TASK DETAILS
Reduce the material below to its lines containing "heading".

===============

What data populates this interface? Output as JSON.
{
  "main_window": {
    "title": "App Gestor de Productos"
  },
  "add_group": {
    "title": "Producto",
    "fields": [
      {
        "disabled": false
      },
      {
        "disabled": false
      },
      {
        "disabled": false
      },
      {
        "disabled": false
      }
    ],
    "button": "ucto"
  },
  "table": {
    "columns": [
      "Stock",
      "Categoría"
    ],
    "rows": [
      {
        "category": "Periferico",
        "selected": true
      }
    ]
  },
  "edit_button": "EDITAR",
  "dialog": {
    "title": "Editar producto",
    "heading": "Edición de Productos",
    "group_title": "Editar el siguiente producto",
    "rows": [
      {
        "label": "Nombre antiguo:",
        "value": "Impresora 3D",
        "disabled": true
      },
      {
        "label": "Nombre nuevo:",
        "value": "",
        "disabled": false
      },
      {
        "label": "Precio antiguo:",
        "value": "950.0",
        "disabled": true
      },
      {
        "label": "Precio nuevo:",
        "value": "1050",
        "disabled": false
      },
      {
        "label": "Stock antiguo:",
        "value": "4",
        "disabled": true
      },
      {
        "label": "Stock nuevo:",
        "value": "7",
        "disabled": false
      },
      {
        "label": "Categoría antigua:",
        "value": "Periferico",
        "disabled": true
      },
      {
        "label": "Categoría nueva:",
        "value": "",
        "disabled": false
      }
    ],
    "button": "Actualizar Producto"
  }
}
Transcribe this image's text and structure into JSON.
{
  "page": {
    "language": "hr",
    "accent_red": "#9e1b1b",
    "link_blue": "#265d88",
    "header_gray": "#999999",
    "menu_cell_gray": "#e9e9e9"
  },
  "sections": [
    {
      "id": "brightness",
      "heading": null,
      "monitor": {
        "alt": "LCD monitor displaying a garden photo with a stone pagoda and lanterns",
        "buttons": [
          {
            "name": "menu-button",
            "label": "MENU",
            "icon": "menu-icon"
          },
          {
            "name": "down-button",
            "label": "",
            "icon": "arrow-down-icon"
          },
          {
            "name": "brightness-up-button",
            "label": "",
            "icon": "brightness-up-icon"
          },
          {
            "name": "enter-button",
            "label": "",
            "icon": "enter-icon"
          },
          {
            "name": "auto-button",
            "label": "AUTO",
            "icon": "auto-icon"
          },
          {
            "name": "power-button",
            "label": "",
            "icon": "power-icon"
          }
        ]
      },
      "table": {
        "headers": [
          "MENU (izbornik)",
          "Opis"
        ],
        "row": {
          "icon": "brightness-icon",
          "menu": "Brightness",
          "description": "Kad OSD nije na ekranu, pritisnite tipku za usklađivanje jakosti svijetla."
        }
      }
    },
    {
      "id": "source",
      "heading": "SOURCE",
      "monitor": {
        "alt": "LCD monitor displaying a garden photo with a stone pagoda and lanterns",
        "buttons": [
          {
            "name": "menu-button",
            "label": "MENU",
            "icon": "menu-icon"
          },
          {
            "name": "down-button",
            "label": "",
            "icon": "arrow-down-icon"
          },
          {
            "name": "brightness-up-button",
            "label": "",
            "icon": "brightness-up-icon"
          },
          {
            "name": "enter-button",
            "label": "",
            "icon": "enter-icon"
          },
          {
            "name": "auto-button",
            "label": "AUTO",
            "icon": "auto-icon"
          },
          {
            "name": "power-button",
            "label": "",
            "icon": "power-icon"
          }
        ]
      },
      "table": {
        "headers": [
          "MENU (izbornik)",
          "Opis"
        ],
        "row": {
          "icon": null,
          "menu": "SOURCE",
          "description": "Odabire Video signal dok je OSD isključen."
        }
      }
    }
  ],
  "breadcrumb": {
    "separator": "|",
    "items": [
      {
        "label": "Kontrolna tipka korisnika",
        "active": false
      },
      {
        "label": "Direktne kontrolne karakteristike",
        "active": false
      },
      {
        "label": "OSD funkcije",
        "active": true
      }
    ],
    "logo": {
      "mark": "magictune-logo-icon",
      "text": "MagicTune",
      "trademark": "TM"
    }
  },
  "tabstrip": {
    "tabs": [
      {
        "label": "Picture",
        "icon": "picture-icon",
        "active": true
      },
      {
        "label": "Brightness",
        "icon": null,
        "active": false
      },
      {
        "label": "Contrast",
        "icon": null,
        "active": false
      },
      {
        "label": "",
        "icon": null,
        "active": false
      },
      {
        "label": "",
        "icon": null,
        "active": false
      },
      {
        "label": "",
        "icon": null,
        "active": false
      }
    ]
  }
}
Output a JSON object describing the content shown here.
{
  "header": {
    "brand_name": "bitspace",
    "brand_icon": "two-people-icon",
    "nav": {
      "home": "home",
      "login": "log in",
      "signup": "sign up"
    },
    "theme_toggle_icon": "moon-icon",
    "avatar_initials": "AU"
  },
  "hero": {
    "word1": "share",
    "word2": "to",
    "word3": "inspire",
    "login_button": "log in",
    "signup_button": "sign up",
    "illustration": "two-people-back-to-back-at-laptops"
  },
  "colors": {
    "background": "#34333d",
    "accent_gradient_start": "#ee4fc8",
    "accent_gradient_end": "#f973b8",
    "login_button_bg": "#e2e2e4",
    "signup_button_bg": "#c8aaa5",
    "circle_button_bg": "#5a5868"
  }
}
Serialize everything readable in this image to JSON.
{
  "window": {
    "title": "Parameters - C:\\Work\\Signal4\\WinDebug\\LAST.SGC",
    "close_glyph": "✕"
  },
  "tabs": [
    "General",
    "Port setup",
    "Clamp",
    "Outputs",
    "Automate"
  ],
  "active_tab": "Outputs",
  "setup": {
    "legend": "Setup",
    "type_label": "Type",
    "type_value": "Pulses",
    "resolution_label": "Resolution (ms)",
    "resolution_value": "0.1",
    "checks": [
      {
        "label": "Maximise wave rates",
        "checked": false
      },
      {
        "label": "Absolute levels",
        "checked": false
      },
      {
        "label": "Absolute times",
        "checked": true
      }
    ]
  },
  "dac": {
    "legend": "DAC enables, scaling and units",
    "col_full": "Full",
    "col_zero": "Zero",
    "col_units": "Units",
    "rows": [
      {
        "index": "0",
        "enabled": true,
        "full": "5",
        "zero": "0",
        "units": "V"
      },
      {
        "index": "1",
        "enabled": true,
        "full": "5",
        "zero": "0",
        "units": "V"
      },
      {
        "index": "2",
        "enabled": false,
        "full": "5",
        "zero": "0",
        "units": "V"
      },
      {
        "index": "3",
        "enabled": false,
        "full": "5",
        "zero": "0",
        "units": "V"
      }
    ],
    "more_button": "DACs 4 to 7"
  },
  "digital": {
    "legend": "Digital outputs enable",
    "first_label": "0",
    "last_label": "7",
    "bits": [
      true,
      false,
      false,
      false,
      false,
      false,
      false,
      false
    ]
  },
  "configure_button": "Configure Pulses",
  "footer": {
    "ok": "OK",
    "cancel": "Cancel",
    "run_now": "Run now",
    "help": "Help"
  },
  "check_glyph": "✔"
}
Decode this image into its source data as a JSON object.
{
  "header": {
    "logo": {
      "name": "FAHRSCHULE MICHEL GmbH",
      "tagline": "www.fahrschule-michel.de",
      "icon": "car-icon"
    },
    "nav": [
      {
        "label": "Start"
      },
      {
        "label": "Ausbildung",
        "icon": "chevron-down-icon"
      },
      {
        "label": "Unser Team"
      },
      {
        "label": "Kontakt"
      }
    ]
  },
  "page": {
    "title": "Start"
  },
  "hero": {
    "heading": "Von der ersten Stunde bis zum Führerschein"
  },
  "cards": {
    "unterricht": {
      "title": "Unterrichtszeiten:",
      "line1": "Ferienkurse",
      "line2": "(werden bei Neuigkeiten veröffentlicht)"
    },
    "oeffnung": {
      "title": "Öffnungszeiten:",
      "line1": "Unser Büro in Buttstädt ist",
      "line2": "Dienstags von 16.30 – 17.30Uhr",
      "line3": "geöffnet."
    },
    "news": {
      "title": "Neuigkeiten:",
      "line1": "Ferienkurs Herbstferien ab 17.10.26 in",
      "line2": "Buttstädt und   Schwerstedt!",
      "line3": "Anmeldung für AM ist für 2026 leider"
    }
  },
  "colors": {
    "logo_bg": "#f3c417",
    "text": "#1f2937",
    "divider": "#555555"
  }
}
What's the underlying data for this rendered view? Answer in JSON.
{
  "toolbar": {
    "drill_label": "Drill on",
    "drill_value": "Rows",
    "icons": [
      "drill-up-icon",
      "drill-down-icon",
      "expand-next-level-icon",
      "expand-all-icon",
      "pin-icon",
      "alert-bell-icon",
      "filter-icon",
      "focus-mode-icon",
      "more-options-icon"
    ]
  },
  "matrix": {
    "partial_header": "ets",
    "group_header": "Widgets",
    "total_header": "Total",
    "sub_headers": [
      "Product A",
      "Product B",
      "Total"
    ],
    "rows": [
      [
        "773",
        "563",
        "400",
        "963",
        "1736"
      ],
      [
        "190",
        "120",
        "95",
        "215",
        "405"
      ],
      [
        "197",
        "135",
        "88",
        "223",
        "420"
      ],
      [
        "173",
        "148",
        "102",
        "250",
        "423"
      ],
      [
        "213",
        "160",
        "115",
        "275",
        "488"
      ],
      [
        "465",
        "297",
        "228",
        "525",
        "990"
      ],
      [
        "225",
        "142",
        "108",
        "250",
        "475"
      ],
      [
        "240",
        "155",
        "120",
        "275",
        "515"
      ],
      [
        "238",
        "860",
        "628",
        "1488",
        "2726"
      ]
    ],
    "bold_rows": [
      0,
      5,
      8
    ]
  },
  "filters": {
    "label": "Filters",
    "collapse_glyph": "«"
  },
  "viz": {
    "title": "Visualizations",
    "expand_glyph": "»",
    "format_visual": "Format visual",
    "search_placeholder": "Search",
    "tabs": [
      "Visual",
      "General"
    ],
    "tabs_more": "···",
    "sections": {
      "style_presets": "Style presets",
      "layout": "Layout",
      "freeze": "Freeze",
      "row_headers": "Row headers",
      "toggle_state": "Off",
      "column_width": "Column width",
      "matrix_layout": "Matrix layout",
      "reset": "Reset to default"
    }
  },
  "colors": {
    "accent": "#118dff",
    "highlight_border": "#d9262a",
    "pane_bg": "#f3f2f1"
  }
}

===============

TASK SOLUTION
    "heading": "Edición de Productos",
      "heading": null,
      "heading": "SOURCE",
    "heading": "Von der ersten Stunde bis zum Führerschein"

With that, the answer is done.